Cultural identity formation is a complex and layered process that involves intrapsychic, interpersonal, and sociocultural understandings of individuals and communities. Individuals experience both choice and constraint in the development of cultural identity, and this process is fluid and dynamic throughout the lifespan. This lecture focuses on addressing the complexity of cultural identity formation within the confines of social oppression and trauma, and within open spaces of exploration both within and outside of the therapeutic relationship. The lecture will provide a lens into the patient’s and therapist’s dilemmas of facing choice and constraint in identity and relationship.
Usha Tummala-Narra, Ph.D. is an Associate Professor in Counseling, Developmental and Educational Psychology at Boston College, and in Independent Practice in Cambridge, MA. Her research and scholarship concerns immigration, race, gender, mental health, and cultural competence in psychotherapy practice.
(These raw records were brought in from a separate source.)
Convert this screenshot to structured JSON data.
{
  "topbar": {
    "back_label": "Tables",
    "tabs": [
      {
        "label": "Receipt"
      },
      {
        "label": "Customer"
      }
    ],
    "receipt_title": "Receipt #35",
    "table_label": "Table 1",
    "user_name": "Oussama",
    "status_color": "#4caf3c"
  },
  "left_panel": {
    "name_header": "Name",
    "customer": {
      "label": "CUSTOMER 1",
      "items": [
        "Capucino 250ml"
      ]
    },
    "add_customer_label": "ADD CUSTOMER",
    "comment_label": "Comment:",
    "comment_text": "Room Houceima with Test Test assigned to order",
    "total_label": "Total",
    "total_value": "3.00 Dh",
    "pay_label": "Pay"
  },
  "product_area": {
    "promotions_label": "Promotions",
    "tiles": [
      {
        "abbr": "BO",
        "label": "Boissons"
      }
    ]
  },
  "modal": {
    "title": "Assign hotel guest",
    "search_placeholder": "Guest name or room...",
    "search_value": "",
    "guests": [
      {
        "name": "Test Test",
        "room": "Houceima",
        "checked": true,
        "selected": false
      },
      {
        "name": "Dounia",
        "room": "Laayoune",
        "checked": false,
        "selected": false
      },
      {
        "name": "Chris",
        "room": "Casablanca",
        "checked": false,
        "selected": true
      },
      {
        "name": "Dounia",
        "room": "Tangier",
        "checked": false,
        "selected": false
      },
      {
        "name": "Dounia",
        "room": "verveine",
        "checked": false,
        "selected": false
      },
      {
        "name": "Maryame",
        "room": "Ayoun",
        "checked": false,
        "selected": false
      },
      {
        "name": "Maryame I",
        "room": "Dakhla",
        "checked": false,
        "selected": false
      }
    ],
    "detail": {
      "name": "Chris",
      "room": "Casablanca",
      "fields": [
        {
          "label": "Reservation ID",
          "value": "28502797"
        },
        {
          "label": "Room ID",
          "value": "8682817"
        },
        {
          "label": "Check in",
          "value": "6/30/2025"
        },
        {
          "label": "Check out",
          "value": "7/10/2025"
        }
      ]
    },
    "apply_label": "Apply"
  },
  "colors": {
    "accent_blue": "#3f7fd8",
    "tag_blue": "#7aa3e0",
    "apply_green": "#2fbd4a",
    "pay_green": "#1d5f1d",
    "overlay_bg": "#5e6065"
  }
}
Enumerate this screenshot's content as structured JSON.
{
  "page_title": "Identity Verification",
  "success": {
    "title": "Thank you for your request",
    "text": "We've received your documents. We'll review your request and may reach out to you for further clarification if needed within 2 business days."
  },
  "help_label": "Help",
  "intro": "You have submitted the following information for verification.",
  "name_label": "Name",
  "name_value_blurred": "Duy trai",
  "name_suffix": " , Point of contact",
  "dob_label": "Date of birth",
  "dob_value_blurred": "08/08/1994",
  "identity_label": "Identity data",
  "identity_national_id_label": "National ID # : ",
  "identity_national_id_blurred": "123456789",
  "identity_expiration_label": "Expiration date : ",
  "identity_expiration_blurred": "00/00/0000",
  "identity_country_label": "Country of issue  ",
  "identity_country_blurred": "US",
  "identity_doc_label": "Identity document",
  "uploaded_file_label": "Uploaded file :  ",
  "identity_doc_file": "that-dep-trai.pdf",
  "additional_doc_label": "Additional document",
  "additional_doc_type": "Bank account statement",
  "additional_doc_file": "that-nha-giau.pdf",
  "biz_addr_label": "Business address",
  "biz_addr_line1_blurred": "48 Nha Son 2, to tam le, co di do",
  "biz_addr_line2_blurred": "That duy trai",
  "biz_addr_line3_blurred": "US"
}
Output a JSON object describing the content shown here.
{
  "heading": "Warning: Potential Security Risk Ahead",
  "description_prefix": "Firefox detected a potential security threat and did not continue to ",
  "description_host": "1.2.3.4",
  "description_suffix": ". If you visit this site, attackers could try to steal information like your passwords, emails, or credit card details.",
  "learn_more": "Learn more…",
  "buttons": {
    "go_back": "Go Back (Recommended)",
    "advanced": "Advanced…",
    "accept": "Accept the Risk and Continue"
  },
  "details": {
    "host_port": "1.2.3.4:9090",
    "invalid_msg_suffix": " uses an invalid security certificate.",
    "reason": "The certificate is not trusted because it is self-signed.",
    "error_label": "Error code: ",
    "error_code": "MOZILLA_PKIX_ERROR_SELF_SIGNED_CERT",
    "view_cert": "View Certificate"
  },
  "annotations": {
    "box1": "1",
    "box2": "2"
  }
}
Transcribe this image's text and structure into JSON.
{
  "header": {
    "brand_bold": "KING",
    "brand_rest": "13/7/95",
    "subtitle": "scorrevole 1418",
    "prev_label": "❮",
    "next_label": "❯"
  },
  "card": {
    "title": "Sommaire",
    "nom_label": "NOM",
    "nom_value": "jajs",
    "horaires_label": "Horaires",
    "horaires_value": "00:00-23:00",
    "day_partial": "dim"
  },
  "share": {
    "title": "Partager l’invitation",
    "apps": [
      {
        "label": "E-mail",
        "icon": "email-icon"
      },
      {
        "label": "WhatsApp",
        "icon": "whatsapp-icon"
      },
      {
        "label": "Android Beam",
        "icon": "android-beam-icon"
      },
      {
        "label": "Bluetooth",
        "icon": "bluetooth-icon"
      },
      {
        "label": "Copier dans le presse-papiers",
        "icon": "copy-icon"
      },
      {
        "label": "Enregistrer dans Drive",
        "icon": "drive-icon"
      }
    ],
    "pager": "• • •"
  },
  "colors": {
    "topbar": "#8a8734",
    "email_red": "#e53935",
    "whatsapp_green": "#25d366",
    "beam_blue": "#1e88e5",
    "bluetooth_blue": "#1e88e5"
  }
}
She has served on the American Psychological Association Division 39 Board of Directors, the APA Presidential Task Force on Immigration, and the APA Task Force on Re-envisioning the Multicultural Guidelines in the 21st Century. She is the author of Psychoanalytic Theory and Cultural Competence in Psychotherapy, published by American Psychological Association Books in 2016.